■ Requirement ■
Scan the listing below and copy each line holding the word "تاریخ".

■ Materials provided ■
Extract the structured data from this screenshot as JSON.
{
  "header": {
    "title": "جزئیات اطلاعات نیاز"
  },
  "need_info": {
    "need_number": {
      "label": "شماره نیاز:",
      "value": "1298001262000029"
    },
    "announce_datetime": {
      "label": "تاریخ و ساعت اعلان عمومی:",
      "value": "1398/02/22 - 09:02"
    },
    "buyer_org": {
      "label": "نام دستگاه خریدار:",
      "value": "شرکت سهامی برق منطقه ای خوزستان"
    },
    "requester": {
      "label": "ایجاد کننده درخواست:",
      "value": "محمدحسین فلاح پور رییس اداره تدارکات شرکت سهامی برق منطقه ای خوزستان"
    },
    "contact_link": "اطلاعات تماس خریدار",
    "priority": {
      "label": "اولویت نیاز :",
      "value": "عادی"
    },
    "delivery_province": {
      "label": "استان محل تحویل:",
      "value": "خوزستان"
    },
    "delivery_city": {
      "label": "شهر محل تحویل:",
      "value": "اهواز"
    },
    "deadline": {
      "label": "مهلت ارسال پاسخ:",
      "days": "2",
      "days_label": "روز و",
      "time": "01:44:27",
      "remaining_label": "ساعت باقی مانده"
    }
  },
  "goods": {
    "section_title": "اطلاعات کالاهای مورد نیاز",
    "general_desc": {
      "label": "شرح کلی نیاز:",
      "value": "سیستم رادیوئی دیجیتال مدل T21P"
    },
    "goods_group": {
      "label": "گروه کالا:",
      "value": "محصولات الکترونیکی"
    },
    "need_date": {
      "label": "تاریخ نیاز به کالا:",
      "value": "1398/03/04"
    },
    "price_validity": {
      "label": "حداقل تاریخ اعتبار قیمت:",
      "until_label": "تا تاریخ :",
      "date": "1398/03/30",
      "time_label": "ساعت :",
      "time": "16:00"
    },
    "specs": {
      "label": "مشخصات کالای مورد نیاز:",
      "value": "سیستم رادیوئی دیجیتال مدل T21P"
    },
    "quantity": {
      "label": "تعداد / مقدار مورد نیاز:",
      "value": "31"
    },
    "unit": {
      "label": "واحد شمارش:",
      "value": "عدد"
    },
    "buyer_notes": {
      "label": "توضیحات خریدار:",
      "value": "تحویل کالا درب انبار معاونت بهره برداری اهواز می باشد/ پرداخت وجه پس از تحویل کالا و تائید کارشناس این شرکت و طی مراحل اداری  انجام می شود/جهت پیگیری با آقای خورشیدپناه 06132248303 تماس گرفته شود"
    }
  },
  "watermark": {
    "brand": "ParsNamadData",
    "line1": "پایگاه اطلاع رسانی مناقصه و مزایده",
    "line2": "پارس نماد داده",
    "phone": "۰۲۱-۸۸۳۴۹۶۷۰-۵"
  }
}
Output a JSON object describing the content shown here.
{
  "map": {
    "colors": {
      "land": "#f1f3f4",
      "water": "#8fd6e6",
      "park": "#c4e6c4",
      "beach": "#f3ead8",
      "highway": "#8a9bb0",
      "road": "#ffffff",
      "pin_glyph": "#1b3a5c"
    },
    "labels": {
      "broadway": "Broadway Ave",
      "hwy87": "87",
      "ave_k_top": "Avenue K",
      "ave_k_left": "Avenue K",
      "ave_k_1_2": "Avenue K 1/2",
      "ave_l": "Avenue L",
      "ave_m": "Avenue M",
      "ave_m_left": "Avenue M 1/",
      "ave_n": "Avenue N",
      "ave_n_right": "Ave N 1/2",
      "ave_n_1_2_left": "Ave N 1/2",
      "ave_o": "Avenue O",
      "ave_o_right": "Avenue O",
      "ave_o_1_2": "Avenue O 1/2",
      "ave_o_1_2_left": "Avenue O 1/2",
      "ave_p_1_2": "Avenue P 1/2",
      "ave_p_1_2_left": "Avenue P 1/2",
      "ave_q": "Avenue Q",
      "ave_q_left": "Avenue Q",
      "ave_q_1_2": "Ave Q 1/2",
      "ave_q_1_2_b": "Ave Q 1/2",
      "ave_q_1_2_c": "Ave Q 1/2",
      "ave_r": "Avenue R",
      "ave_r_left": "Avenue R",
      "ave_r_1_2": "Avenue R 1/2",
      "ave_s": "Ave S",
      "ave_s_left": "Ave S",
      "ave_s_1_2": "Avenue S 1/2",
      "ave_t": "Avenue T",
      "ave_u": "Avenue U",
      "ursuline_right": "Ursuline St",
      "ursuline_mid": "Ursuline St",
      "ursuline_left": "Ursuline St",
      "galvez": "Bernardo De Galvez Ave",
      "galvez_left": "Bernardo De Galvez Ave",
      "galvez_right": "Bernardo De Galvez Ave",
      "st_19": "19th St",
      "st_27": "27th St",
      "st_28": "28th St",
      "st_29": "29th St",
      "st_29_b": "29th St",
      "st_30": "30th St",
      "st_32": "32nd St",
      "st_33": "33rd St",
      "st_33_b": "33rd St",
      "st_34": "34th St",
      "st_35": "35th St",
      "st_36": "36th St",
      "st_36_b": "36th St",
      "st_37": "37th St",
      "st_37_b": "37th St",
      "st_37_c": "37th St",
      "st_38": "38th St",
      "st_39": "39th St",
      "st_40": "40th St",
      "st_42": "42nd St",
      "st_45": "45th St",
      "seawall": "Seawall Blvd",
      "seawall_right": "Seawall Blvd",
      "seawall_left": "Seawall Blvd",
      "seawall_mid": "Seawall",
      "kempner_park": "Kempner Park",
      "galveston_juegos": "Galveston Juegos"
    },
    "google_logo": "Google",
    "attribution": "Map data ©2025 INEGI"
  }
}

■ Task solution ■
      "label": "تاریخ و ساعت اعلان عمومی:",
      "label": "تاریخ نیاز به کالا:",
      "label": "حداقل تاریخ اعتبار قیمت:",
      "until_label": "تا تاریخ :",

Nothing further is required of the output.